_Records shown_
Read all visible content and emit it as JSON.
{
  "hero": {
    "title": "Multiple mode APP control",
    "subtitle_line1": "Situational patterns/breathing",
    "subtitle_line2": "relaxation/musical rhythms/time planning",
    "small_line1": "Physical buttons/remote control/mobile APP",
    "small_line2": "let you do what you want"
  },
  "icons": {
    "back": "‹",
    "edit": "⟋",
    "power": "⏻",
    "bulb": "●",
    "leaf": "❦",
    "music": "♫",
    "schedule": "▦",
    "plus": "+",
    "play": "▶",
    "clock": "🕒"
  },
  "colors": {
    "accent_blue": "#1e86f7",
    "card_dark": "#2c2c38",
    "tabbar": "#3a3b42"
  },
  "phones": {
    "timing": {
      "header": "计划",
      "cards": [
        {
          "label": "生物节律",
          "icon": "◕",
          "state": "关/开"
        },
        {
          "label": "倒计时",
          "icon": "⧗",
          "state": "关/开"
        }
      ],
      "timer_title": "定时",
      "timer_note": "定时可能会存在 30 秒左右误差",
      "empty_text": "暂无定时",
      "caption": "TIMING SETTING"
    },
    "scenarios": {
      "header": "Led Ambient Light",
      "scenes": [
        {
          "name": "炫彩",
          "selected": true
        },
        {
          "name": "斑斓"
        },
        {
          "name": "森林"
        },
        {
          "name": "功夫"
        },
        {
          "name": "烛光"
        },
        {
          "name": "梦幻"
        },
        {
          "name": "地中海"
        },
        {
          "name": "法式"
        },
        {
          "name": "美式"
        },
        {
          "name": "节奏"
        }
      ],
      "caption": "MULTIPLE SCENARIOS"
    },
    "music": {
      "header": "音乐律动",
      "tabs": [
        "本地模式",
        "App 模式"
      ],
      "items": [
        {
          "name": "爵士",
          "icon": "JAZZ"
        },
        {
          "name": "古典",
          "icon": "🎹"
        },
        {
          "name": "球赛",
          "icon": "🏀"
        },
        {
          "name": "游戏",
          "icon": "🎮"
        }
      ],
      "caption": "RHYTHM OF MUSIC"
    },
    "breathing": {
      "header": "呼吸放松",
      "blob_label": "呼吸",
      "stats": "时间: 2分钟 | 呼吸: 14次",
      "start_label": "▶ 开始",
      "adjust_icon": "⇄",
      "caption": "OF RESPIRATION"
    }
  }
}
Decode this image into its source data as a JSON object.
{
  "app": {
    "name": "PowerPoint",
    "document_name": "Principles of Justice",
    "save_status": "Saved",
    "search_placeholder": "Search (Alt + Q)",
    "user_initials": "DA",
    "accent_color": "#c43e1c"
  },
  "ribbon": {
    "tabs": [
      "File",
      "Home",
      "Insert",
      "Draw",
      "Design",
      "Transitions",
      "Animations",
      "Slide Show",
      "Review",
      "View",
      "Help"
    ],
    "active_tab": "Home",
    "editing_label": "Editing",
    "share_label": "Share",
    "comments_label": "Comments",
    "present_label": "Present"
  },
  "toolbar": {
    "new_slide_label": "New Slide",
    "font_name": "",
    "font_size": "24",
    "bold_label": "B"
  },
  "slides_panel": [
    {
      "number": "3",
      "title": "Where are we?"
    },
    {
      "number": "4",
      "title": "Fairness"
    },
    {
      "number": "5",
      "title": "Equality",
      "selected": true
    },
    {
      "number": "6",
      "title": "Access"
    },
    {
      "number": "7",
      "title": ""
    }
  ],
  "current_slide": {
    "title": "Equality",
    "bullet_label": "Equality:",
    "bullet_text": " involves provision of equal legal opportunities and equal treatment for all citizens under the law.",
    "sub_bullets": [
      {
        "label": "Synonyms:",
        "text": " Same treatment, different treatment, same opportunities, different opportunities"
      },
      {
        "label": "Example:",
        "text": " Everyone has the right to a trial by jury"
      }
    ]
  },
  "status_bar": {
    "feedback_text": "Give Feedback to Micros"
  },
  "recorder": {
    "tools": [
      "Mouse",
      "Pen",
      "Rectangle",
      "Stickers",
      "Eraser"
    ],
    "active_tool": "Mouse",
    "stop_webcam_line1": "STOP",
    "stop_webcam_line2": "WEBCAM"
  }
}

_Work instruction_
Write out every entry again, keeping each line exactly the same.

_Output of the exercise_
Read all visible content and emit it as JSON.
{
  "hero": {
    "title": "Multiple mode APP control",
    "subtitle_line1": "Situational patterns/breathing",
    "subtitle_line2": "relaxation/musical rhythms/time planning",
    "small_line1": "Physical buttons/remote control/mobile APP",
    "small_line2": "let you do what you want"
  },
  "icons": {
    "back": "‹",
    "edit": "⟋",
    "power": "⏻",
    "bulb": "●",
    "leaf": "❦",
    "music": "♫",
    "schedule": "▦",
    "plus": "+",
    "play": "▶",
    "clock": "🕒"
  },
  "colors": {
    "accent_blue": "#1e86f7",
    "card_dark": "#2c2c38",
    "tabbar": "#3a3b42"
  },
  "phones": {
    "timing": {
      "header": "计划",
      "cards": [
        {
          "label": "生物节律",
          "icon": "◕",
          "state": "关/开"
        },
        {
          "label": "倒计时",
          "icon": "⧗",
          "state": "关/开"
        }
      ],
      "timer_title": "定时",
      "timer_note": "定时可能会存在 30 秒左右误差",
      "empty_text": "暂无定时",
      "caption": "TIMING SETTING"
    },
    "scenarios": {
      "header": "Led Ambient Light",
      "scenes": [
        {
          "name": "炫彩",
          "selected": true
        },
        {
          "name": "斑斓"
        },
        {
          "name": "森林"
        },
        {
          "name": "功夫"
        },
        {
          "name": "烛光"
        },
        {
          "name": "梦幻"
        },
        {
          "name": "地中海"
        },
        {
          "name": "法式"
        },
        {
          "name": "美式"
        },
        {
          "name": "节奏"
        }
      ],
      "caption": "MULTIPLE SCENARIOS"
    },
    "music": {
      "header": "音乐律动",
      "tabs": [
        "本地模式",
        "App 模式"
      ],
      "items": [
        {
          "name": "爵士",
          "icon": "JAZZ"
        },
        {
          "name": "古典",
          "icon": "🎹"
        },
        {
          "name": "球赛",
          "icon": "🏀"
        },
        {
          "name": "游戏",
          "icon": "🎮"
        }
      ],
      "caption": "RHYTHM OF MUSIC"
    },
    "breathing": {
      "header": "呼吸放松",
      "blob_label": "呼吸",
      "stats": "时间: 2分钟 | 呼吸: 14次",
      "start_label": "▶ 开始",
      "adjust_icon": "⇄",
      "caption": "OF RESPIRATION"
    }
  }
}
Decode this image into its source data as a JSON object.
{
  "app": {
    "name": "PowerPoint",
    "document_name": "Principles of Justice",
    "save_status": "Saved",
    "search_placeholder": "Search (Alt + Q)",
    "user_initials": "DA",
    "accent_color": "#c43e1c"
  },
  "ribbon": {
    "tabs": [
      "File",
      "Home",
      "Insert",
      "Draw",
      "Design",
      "Transitions",
      "Animations",
      "Slide Show",
      "Review",
      "View",
      "Help"
    ],
    "active_tab": "Home",
    "editing_label": "Editing",
    "share_label": "Share",
    "comments_label": "Comments",
    "present_label": "Present"
  },
  "toolbar": {
    "new_slide_label": "New Slide",
    "font_name": "",
    "font_size": "24",
    "bold_label": "B"
  },
  "slides_panel": [
    {
      "number": "3",
      "title": "Where are we?"
    },
    {
      "number": "4",
      "title": "Fairness"
    },
    {
      "number": "5",
      "title": "Equality",
      "selected": true
    },
    {
      "number": "6",
      "title": "Access"
    },
    {
      "number": "7",
      "title": ""
    }
  ],
  "current_slide": {
    "title": "Equality",
    "bullet_label": "Equality:",
    "bullet_text": " involves provision of equal legal opportunities and equal treatment for all citizens under the law.",
    "sub_bullets": [
      {
        "label": "Synonyms:",
        "text": " Same treatment, different treatment, same opportunities, different opportunities"
      },
      {
        "label": "Example:",
        "text": " Everyone has the right to a trial by jury"
      }
    ]
  },
  "status_bar": {
    "feedback_text": "Give Feedback to Micros"
  },
  "recorder": {
    "tools": [
      "Mouse",
      "Pen",
      "Rectangle",
      "Stickers",
      "Eraser"
    ],
    "active_tool": "Mouse",
    "stop_webcam_line1": "STOP",
    "stop_webcam_line2": "WEBCAM"
  }
}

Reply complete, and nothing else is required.